Segment Start: Stored data

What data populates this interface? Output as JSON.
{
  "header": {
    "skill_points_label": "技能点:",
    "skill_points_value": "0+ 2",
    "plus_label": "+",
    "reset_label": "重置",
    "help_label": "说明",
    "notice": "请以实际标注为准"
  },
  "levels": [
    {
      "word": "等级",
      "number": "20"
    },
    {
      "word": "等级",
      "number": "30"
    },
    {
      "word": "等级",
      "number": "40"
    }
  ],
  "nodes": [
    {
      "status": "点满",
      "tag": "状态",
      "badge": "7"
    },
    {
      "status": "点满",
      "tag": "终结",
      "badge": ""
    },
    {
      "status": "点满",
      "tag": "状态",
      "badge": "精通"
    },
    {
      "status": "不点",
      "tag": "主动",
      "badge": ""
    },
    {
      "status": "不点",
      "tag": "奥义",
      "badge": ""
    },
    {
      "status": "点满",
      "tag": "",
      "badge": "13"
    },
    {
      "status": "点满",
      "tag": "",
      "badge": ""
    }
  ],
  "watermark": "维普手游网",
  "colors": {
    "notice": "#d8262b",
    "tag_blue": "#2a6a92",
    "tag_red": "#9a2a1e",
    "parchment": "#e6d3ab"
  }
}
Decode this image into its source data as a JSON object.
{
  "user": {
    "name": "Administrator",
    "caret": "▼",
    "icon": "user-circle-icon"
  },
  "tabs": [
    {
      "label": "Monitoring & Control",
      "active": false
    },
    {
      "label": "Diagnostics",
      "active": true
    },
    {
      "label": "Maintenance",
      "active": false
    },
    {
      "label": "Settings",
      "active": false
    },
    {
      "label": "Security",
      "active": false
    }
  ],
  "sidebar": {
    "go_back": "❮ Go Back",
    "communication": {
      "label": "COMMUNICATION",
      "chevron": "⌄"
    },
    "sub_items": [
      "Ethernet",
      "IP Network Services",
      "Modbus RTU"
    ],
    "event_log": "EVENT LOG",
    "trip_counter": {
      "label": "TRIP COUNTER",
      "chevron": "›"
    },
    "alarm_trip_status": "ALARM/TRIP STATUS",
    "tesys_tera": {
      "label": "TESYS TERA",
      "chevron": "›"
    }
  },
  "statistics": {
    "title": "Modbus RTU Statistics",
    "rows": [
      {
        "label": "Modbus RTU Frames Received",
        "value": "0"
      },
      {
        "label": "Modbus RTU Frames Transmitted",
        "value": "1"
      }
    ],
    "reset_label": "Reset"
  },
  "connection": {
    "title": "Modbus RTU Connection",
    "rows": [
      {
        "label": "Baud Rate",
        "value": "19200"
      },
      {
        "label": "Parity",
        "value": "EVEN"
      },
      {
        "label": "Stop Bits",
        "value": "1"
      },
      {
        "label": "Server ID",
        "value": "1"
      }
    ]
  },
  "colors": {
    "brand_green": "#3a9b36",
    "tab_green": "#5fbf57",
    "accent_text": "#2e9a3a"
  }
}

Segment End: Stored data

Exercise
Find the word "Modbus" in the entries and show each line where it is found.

Task solution
      "Modbus RTU"
    "title": "Modbus RTU Statistics",
        "label": "Modbus RTU Frames Received",
        "label": "Modbus RTU Frames Transmitted",
    "title": "Modbus RTU Connection",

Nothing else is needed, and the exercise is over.